partners MAKRO Handels GmbH: Speed for the ‘extended workbench’ Earlier, MAKRO had worked with five different IT programmes – data was manually transferred for each new step of every process. Thies: “That was very error-prone.” Only the ERP software is left, which is used today to record data that are taken For small companies, MAKRO Handels-GmbH & Co. over by the Lantek Suite. Initially, the partners KG is the ‘extended workbench,’ says Roland Thies, explained the current situation, expectations, Head of Department for Steel Processing. “Quick and the possibilities of modern IT. Then Lantek quotation submissions and implementations are becoming more and more important.” Since 2014, suggested an individual total solution with only one CAD / CAM software for MAKRO has been working with all machines, and with MES a complete software solution elements and building blocks by Lantek. “We are sending out The entire operation is more quotations, can process for creating quotations and very transparent thanks warehouse management. more orders, and can monitor to Lantek Today, all systems have access the entire process at any time,” to one database. states Thies. “Delivery within 72 hours maximum.” MAKRO Handels GmbH can still keep their promise for laser cutting, thanks to Lantek’s software.

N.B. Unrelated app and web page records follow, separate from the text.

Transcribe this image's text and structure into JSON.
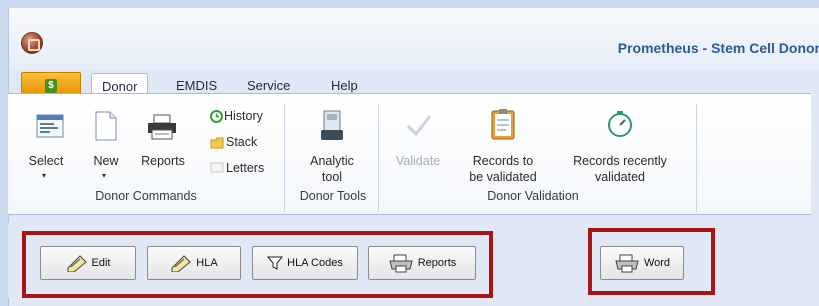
{
  "window": {
    "title": "Prometheus - Stem Cell Donor"
  },
  "tabs": [
    {
      "label": "Donor",
      "active": true
    },
    {
      "label": "EMDIS",
      "active": false
    },
    {
      "label": "Service",
      "active": false
    },
    {
      "label": "Help",
      "active": false
    }
  ],
  "ribbon": {
    "donor_commands": {
      "group_label": "Donor Commands",
      "select": "Select",
      "new": "New",
      "reports": "Reports",
      "history": "History",
      "stack": "Stack",
      "letters": "Letters"
    },
    "donor_tools": {
      "group_label": "Donor Tools",
      "analytic_line1": "Analytic",
      "analytic_line2": "tool"
    },
    "donor_validation": {
      "group_label": "Donor Validation",
      "validate": "Validate",
      "records_tbv_line1": "Records to",
      "records_tbv_line2": "be validated",
      "records_rv_line1": "Records recently",
      "records_rv_line2": "validated"
    }
  },
  "toolbar": {
    "edit": "Edit",
    "hla": "HLA",
    "hla_codes": "HLA Codes",
    "reports": "Reports",
    "word": "Word"
  },
  "colors": {
    "highlight_box": "#a61616",
    "title_text": "#2b5a96",
    "file_button": "#f0a114"
  }
}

MAKRO offers everything in one piece: 60 employees in Itzehoe and Breitenburg Nordoe, Schleswig-Holstein, supply steel and tools, and carry out cutting and processing work. They work with Prima Power and Amada laser cutting machines, oxyfuel cutting machines from ESAB and Messer cutting, and Stako for oxyfuel and plasma work. All five are now controlled with one software – and all processes from quotation to production, billing and documentation, to warehouse management. “The entire operation is very transparent because we are operating everything from one interface,” says Thies.

The MES software sheet by Lantek is creating more transparency during production: “Before, we had a stack of paper with orders in it; now all orders can be viewed in the system,” Thies explains. “And I can quickly put them together using different factors.” The software helps to streamline time and costs. Feedback processes provide constant information about the current machine workload and use of materials. For tracing, individual order items can also be looked up. Thies: “Now a small quotation can be dealt with over the phone in just five minutes.”



If you are interested in any of these services, send us your contact data to and one of our sales representatives will be pleased to give you all the information you need.

Lantek Hint

Lantek Expert

Did you know that you can copy and move parts from one sheet to another? First, you must use the Copy or Move options, then select the parts, select the target sheet and, lastly, place the parts.

This way you can take advantage of complicated nestings without having to make them again.

If you would like to find out more tips, send us an email at:


facts Lantek is present in the main exhibitions around the globe




One step beyond

You are controlling everything about the production at your metal factory. Feel that you are able to perform at your best. Create real value for your customers providing them excellent sheet metal, tube, and profile products. Set your professional seal on your daily job, like a master craftsman. Go one step beyond with Lantek software.

Lantek Link - January 2017  
Lantek Link - January 2017